My main concern was that the small 120-pound wiry frame of the ‘Fellow’ inside his jacket, would act as a sail and blow him from the track, and over the edge (I had seen more meat on a jockey’s whip at York races, my morning snack must have been a two-day feast for him)! Gradually and gingerly he made his way down wards as I acted as his back stop; en-route we deterred a young couple carrying a small child in a back knapsack from walking up! Unprepared outdoors walkers are a blight on society, etc, etc. Having reached the base safely, we then walked back to the car park discussing the merits of painting over photography. We eventually shook hands and parted company.
Over the last year or so the ‘Fellow’ and I have bumped into each other several times both socially, as well as accidentally whilst wandering around the Yorkshire Moors. At his request I did mail him my collection of photographs taken from that wind-swept morning, who knows if they were of any use? But through the marvel of modern-day digital imagery, at least I achieved my aim, which I often rib him about.

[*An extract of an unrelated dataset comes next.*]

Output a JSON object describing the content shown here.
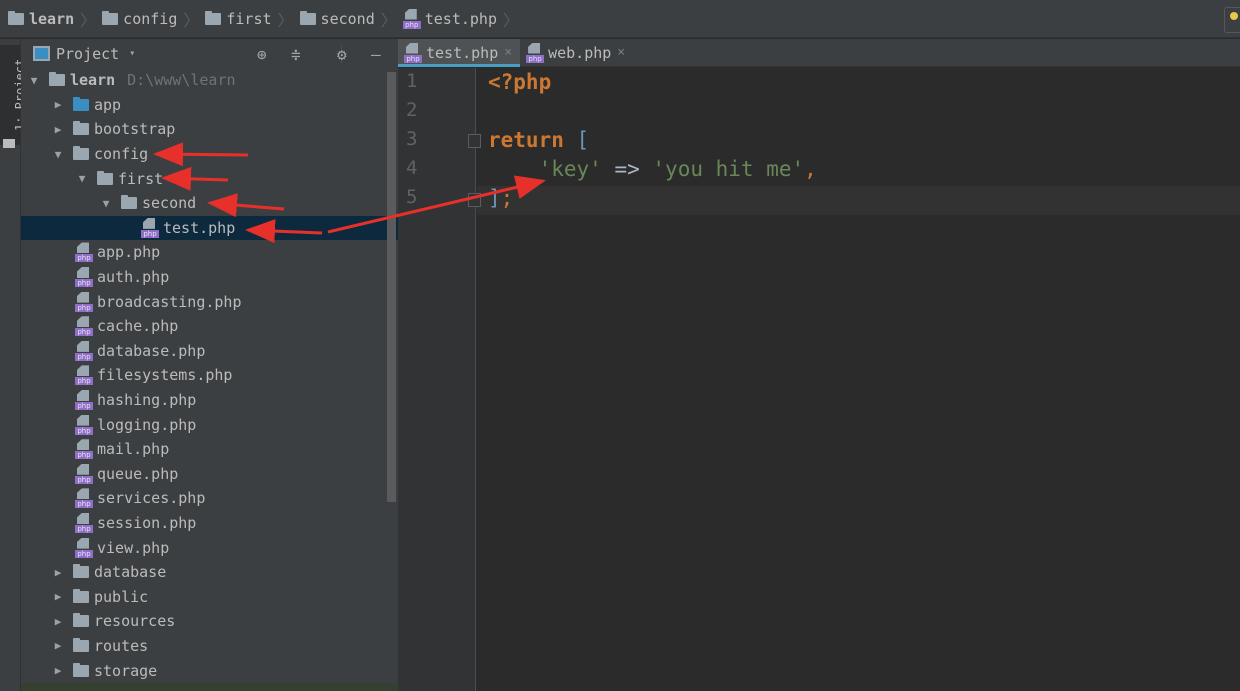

He always has the last laugh though, and does laugh longest, as he is the true artist and painter with a thousand years of history supporting him.
However; the time previously spent burning money as well as brain cells at my attempt at art, have not been wasted. The same principles are required when formulating the subject using ‘old school photography’; they work even better with digital photography, as the principles also be brought to play when editing the image on a ‘puter’ screen.
A question for ‘Dusty Lou’! Are clouds as difficult as dust to capture on canvas?